TASK ITEM - Go through the records, and copy each line in which the string "Cycle" is present.
—————
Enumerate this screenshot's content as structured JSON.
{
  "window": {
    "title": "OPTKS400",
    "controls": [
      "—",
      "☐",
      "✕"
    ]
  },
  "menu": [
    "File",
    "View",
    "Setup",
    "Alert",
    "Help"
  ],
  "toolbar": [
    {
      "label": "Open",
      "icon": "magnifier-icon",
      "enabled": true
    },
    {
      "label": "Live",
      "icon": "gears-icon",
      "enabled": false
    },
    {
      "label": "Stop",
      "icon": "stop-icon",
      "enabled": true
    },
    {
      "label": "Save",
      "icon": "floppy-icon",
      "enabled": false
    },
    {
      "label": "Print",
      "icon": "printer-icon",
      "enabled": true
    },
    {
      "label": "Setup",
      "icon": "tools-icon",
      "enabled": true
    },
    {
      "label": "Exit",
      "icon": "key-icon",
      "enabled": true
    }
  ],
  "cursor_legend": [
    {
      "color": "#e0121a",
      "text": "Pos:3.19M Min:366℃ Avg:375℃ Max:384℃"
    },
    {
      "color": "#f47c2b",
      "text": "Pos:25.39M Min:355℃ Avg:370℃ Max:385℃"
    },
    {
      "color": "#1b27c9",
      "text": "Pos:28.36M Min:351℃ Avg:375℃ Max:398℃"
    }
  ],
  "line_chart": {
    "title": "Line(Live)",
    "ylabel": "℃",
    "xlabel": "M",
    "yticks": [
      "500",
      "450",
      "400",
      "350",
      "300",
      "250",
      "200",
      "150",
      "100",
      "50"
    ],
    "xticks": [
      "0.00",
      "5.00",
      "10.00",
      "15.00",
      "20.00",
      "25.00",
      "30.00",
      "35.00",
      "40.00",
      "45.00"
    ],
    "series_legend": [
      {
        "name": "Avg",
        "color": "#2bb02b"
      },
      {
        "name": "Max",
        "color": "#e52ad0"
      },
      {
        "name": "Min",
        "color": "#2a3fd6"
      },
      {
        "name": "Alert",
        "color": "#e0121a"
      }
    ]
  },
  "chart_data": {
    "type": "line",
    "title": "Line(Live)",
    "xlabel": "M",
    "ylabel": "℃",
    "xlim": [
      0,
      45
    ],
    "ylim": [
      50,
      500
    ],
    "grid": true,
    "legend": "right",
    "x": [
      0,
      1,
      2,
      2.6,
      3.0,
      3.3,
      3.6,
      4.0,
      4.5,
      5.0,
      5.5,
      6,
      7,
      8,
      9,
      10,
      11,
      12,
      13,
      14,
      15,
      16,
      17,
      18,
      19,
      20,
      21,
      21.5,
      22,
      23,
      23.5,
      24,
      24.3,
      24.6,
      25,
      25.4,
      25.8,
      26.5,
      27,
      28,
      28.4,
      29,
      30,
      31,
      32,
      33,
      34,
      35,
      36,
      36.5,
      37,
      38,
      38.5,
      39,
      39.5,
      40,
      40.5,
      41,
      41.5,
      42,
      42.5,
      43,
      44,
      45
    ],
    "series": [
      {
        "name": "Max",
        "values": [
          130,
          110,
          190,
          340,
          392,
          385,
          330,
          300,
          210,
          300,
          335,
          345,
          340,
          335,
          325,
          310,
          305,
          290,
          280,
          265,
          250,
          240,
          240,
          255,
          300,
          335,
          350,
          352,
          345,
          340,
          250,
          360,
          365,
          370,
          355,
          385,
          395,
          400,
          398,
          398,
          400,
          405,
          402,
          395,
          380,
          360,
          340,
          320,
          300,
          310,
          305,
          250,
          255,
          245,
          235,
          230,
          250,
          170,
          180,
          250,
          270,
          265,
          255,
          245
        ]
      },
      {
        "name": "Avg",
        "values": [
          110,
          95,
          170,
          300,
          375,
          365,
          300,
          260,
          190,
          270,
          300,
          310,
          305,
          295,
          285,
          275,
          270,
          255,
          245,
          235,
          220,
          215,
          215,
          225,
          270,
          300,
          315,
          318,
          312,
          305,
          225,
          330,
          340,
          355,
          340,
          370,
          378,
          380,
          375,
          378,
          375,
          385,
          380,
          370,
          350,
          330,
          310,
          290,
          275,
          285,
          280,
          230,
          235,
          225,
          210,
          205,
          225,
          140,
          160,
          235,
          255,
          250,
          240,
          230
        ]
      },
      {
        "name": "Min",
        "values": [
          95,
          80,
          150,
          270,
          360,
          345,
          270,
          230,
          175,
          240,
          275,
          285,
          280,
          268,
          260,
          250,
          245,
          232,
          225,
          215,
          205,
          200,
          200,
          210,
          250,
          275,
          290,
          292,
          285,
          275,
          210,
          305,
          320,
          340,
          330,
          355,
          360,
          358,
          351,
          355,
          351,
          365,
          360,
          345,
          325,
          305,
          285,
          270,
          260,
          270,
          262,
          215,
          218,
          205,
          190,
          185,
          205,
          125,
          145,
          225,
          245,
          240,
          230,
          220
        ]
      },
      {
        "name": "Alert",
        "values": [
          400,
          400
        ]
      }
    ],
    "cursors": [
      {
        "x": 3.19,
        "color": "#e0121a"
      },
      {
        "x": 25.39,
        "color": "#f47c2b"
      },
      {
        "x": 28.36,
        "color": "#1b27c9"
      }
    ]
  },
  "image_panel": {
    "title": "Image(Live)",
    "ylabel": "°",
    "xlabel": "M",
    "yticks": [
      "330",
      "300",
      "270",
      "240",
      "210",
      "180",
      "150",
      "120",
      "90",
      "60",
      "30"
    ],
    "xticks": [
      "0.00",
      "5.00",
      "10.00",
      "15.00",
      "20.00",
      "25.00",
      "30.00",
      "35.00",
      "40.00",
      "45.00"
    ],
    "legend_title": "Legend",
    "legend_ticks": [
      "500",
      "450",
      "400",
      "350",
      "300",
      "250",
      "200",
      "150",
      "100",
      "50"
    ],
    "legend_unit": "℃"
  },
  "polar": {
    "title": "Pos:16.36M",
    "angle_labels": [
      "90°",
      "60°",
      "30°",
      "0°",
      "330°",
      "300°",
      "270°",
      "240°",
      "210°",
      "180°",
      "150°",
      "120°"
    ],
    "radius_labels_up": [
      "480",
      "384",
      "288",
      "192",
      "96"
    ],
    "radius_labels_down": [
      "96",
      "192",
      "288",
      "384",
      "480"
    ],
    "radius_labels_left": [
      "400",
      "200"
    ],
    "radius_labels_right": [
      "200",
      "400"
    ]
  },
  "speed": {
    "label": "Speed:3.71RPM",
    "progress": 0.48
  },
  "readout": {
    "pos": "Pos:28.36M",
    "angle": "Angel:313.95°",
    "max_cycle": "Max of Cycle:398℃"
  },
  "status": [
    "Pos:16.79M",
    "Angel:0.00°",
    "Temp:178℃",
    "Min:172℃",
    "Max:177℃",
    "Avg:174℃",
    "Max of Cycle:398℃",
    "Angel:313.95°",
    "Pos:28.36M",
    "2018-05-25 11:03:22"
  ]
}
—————
ANSWER TO THIS PROBLEM -
    "max_cycle": "Max of Cycle:398℃"
    "Max of Cycle:398℃",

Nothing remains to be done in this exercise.